YOUR INSTRUCTIONS | Restate the records below exactly. Pictures are not part of the copy.

Excerpts from a dataset
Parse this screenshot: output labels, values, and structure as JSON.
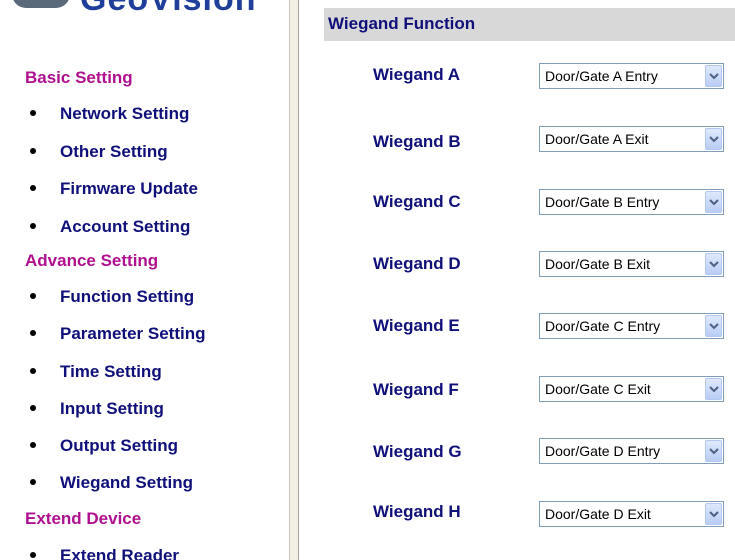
{
  "logo": {
    "text": "GeoVision"
  },
  "sidebar": {
    "sections": [
      {
        "heading": "Basic Setting",
        "items": [
          "Network Setting",
          "Other Setting",
          "Firmware Update",
          "Account Setting"
        ]
      },
      {
        "heading": "Advance Setting",
        "items": [
          "Function Setting",
          "Parameter Setting",
          "Time Setting",
          "Input Setting",
          "Output Setting",
          "Wiegand Setting"
        ]
      },
      {
        "heading": "Extend Device",
        "items": [
          "Extend Reader"
        ]
      }
    ]
  },
  "main": {
    "section_title": "Wiegand Function",
    "rows": [
      {
        "label": "Wiegand A",
        "value": "Door/Gate A Entry"
      },
      {
        "label": "Wiegand B",
        "value": "Door/Gate A Exit"
      },
      {
        "label": "Wiegand C",
        "value": "Door/Gate B Entry"
      },
      {
        "label": "Wiegand D",
        "value": "Door/Gate B Exit"
      },
      {
        "label": "Wiegand E",
        "value": "Door/Gate C Entry"
      },
      {
        "label": "Wiegand F",
        "value": "Door/Gate C Exit"
      },
      {
        "label": "Wiegand G",
        "value": "Door/Gate D Entry"
      },
      {
        "label": "Wiegand H",
        "value": "Door/Gate D Exit"
      }
    ]
  },
  "colors": {
    "section_heading": "#b0108f",
    "nav_text": "#10107a",
    "section_bar": "#d8d8d8"
  }
}
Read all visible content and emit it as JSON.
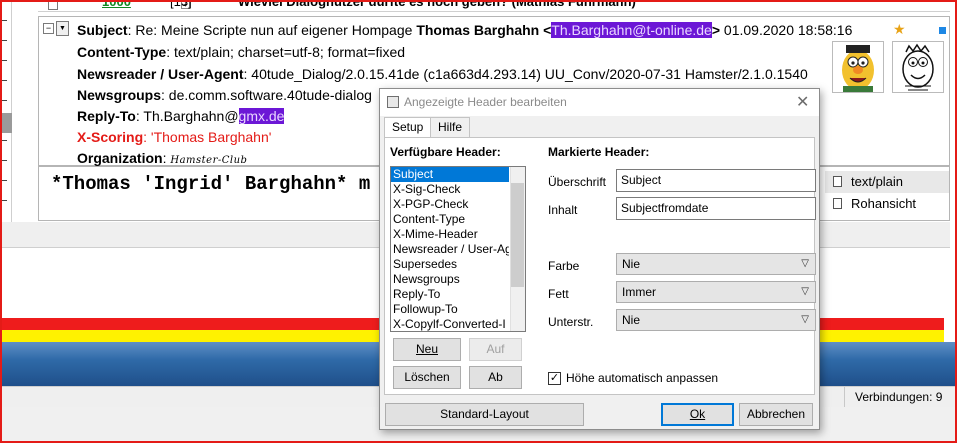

RESPONSE FOR THIS EXERCISE |
Parse this screenshot: output labels, values, and structure as JSON.
{
  "logo": {
    "text": "GeoVision"
  },
  "sidebar": {
    "sections": [
      {
        "heading": "Basic Setting",
        "items": [
          "Network Setting",
          "Other Setting",
          "Firmware Update",
          "Account Setting"
        ]
      },
      {
        "heading": "Advance Setting",
        "items": [
          "Function Setting",
          "Parameter Setting",
          "Time Setting",
          "Input Setting",
          "Output Setting",
          "Wiegand Setting"
        ]
      },
      {
        "heading": "Extend Device",
        "items": [
          "Extend Reader"
        ]
      }
    ]
  },
  "main": {
    "section_title": "Wiegand Function",
    "rows": [
      {
        "label": "Wiegand A",
        "value": "Door/Gate A Entry"
      },
      {
        "label": "Wiegand B",
        "value": "Door/Gate A Exit"
      },
      {
        "label": "Wiegand C",
        "value": "Door/Gate B Entry"
      },
      {
        "label": "Wiegand D",
        "value": "Door/Gate B Exit"
      },
      {
        "label": "Wiegand E",
        "value": "Door/Gate C Entry"
      },
      {
        "label": "Wiegand F",
        "value": "Door/Gate C Exit"
      },
      {
        "label": "Wiegand G",
        "value": "Door/Gate D Entry"
      },
      {
        "label": "Wiegand H",
        "value": "Door/Gate D Exit"
      }
    ]
  },
  "colors": {
    "section_heading": "#b0108f",
    "nav_text": "#10107a",
    "section_bar": "#d8d8d8"
  }
}
Read all visible content and emit it as JSON.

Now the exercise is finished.